━━━━━ Dataset records ━━━━━

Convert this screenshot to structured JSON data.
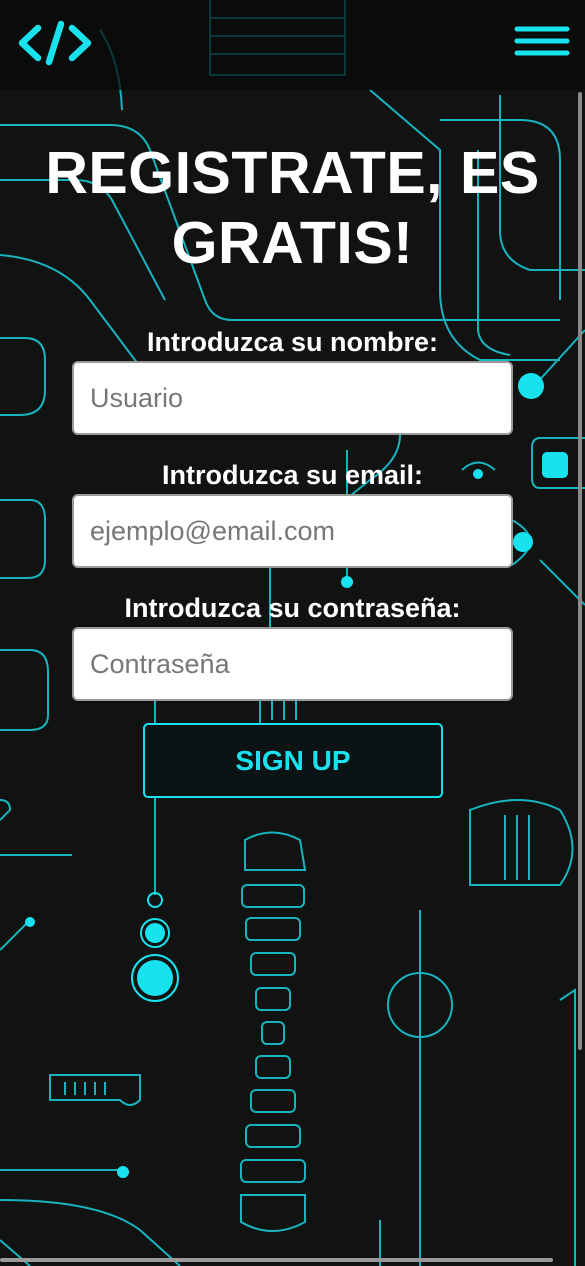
{
  "header": {
    "logo_icon": "code-brackets-icon",
    "menu_icon": "hamburger-menu-icon"
  },
  "form": {
    "title_line1": "REGISTRATE, ES",
    "title_line2": "GRATIS!",
    "name_label": "Introduzca su nombre:",
    "name_placeholder": "Usuario",
    "email_label": "Introduzca su email:",
    "email_placeholder": "ejemplo@email.com",
    "password_label": "Introduzca su contraseña:",
    "password_placeholder": "Contraseña",
    "submit_label": "SIGN UP"
  },
  "colors": {
    "accent": "#19e2ef",
    "background": "#111212",
    "text": "#ffffff"
  }
}
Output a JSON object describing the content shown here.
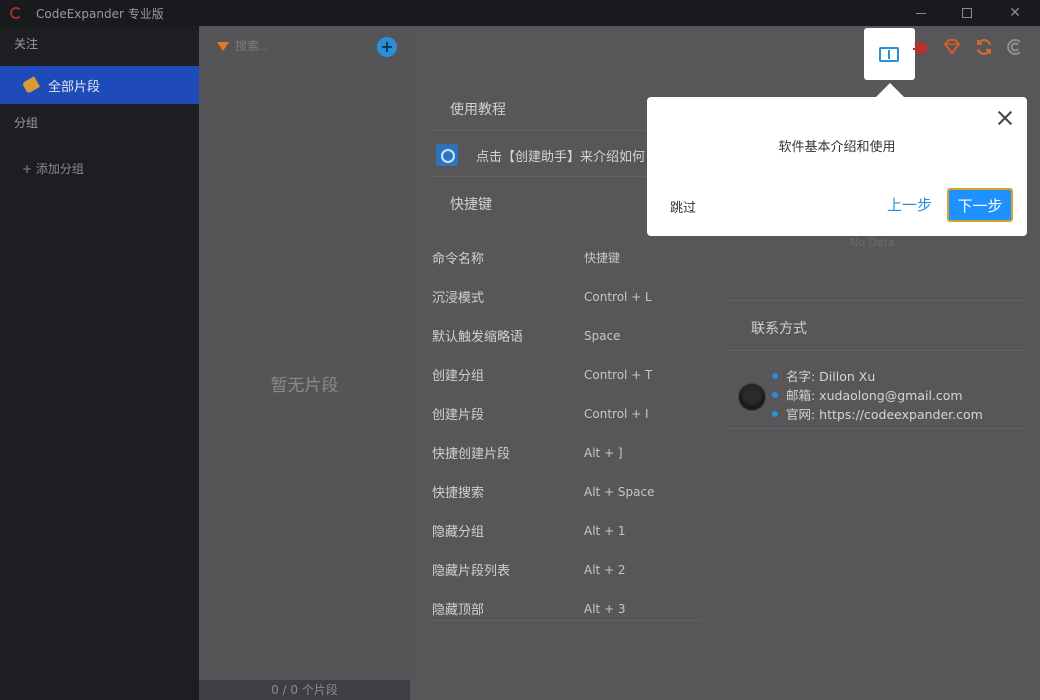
{
  "window": {
    "title": "CodeExpander 专业版"
  },
  "sidebar": {
    "follow_label": "关注",
    "all_snippets_label": "全部片段",
    "group_label": "分组",
    "add_group_label": "+ 添加分组"
  },
  "snippet_list": {
    "search_placeholder": "搜索...",
    "add_button_label": "+",
    "empty_text": "暂无片段",
    "footer": "0 / 0 个片段"
  },
  "toolbar_icons": [
    "book-icon",
    "bug-icon",
    "gem-icon",
    "sync-icon",
    "copyright-icon"
  ],
  "main": {
    "tutorial_title": "使用教程",
    "tutorial_item": "点击【创建助手】来介绍如何",
    "hotkeys_title": "快捷键",
    "hotkey_header": {
      "name": "命令名称",
      "key": "快捷键"
    },
    "hotkeys": [
      {
        "name": "沉浸模式",
        "key": "Control + L"
      },
      {
        "name": "默认触发缩略语",
        "key": "Space"
      },
      {
        "name": "创建分组",
        "key": "Control + T"
      },
      {
        "name": "创建片段",
        "key": "Control + I"
      },
      {
        "name": "快捷创建片段",
        "key": "Alt + ]"
      },
      {
        "name": "快捷搜索",
        "key": "Alt + Space"
      },
      {
        "name": "隐藏分组",
        "key": "Alt + 1"
      },
      {
        "name": "隐藏片段列表",
        "key": "Alt + 2"
      },
      {
        "name": "隐藏顶部",
        "key": "Alt + 3"
      }
    ],
    "no_data": "No Data",
    "contact_title": "联系方式",
    "contact": {
      "name": "名字: Dillon Xu",
      "email": "邮箱: xudaolong@gmail.com",
      "website": "官网: https://codeexpander.com"
    }
  },
  "tour_popup": {
    "text": "软件基本介绍和使用",
    "skip": "跳过",
    "prev": "上一步",
    "next": "下一步"
  },
  "colors": {
    "accent": "#1e90ff",
    "sidebar_active": "#1f4bb8",
    "warning": "#e27a1e"
  }
}
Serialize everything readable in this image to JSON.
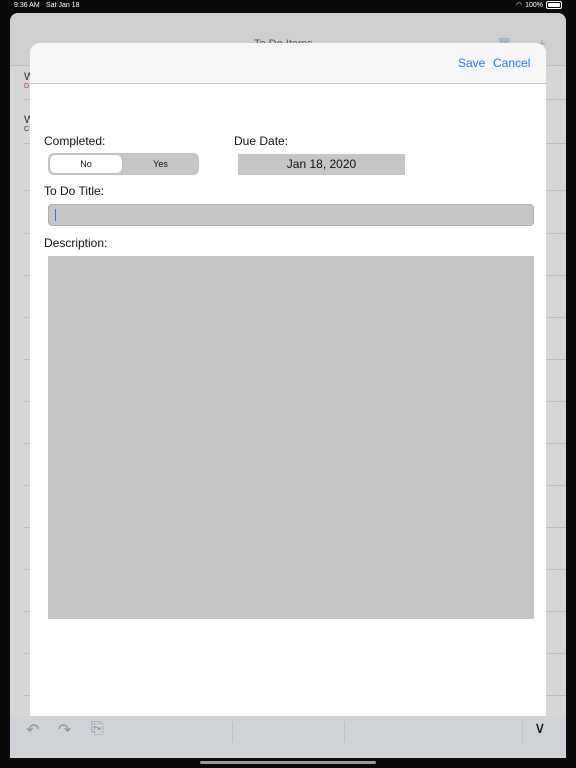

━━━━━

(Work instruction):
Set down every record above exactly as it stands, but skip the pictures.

(Solution for this task):
Convert this screenshot to structured JSON data.
{
  "header": {
    "logo_icon": "code-brackets-icon",
    "menu_icon": "hamburger-menu-icon"
  },
  "form": {
    "title_line1": "REGISTRATE, ES",
    "title_line2": "GRATIS!",
    "name_label": "Introduzca su nombre:",
    "name_placeholder": "Usuario",
    "email_label": "Introduzca su email:",
    "email_placeholder": "ejemplo@email.com",
    "password_label": "Introduzca su contraseña:",
    "password_placeholder": "Contraseña",
    "submit_label": "SIGN UP"
  },
  "colors": {
    "accent": "#19e2ef",
    "background": "#111212",
    "text": "#ffffff"
  }
}
Output a JSON object describing the content shown here.
{
  "window": {
    "title": "CodeExpander 专业版"
  },
  "sidebar": {
    "follow_label": "关注",
    "all_snippets_label": "全部片段",
    "group_label": "分组",
    "add_group_label": "+ 添加分组"
  },
  "snippet_list": {
    "search_placeholder": "搜索...",
    "add_button_label": "+",
    "empty_text": "暂无片段",
    "footer": "0 / 0 个片段"
  },
  "toolbar_icons": [
    "book-icon",
    "bug-icon",
    "gem-icon",
    "sync-icon",
    "copyright-icon"
  ],
  "main": {
    "tutorial_title": "使用教程",
    "tutorial_item": "点击【创建助手】来介绍如何",
    "hotkeys_title": "快捷键",
    "hotkey_header": {
      "name": "命令名称",
      "key": "快捷键"
    },
    "hotkeys": [
      {
        "name": "沉浸模式",
        "key": "Control + L"
      },
      {
        "name": "默认触发缩略语",
        "key": "Space"
      },
      {
        "name": "创建分组",
        "key": "Control + T"
      },
      {
        "name": "创建片段",
        "key": "Control + I"
      },
      {
        "name": "快捷创建片段",
        "key": "Alt + ]"
      },
      {
        "name": "快捷搜索",
        "key": "Alt + Space"
      },
      {
        "name": "隐藏分组",
        "key": "Alt + 1"
      },
      {
        "name": "隐藏片段列表",
        "key": "Alt + 2"
      },
      {
        "name": "隐藏顶部",
        "key": "Alt + 3"
      }
    ],
    "no_data": "No Data",
    "contact_title": "联系方式",
    "contact": {
      "name": "名字: Dillon Xu",
      "email": "邮箱: xudaolong@gmail.com",
      "website": "官网: https://codeexpander.com"
    }
  },
  "tour_popup": {
    "text": "软件基本介绍和使用",
    "skip": "跳过",
    "prev": "上一步",
    "next": "下一步"
  },
  "colors": {
    "accent": "#1e90ff",
    "sidebar_active": "#1f4bb8",
    "warning": "#e27a1e"
  }
}
Serialize everything readable in this image to JSON.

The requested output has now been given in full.